An impressive and compact blooming plant, the cyclamen boasts flowers that range in shades of white, pink, lavender and red. In addition to the regular-sized, widely-recognized cyclamen, there are now charming miniatures available in greenhouses that share the same overall splendor as their larger counterparts but with smaller and more delicate leaves and flowers. Both small and large versions are in their prime when they arrive at your local greenhouse. If you choose wisely, this plant can stay in bloom for several weeks. To select a healthy specimen, check for sturdy stems, vibrant flowers, several unopened buds and leaves that are shiny and firm. Stay away from plants with yellowing leaves and fading blooms. Make sure to conduct the general inspection that you do with all new plants: presence of insects, water damage, signs of disease.
In your home, provide your plant with bright light but not direct midday rays. Cyclamen typically grow in woodlands where they are partially shaded from intense sun so they are able to adapt to bright but filtered light. Direct exposure to midday sun can damage their delicate leaves. A north or east-facing window is ideal. Both will provide adequate light and keep your plant healthy.
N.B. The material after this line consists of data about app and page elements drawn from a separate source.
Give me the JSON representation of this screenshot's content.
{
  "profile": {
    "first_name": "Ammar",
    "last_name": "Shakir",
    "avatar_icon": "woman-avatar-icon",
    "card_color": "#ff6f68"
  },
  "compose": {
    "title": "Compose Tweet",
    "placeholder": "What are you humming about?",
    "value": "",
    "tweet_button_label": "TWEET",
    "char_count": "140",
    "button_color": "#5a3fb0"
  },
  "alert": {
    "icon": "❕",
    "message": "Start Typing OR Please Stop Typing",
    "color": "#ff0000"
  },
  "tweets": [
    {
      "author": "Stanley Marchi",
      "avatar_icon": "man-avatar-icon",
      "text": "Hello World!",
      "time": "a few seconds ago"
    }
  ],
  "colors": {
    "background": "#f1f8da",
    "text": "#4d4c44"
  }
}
A cyclamen, like most houseplants, will also not object to the subtle and brief morning sun of an eastern windowsill.
Growing from tubers that are half buried in the soil, cyclamen do not appreciate when their potting mixture is flooded but do prefer to be kept sufficiently moist; this plant should never be allowed to dry out completely while growing actively. Soil that is kept too wet, too often can cause yellowing of leaves, premature bud loss and the fatal result of plant death due to rot. You can water the soil from above but with great vigilance; make sure you never pour water directly on the plant’s tuber, leaves or flowers.
Humidity is very much appreciated by this beauty so keeping the levels healthy will be very beneficial to your plant; it is especially crucial while the plant is flowering. Setting the pot on top of a pebble tray filled with water or investing in a humidifier are just a couple of ways to help maintain higher levels of humidity. While your plant is in bloom, feed it every 2 – 3 weeks with a mild liquid fertilizer.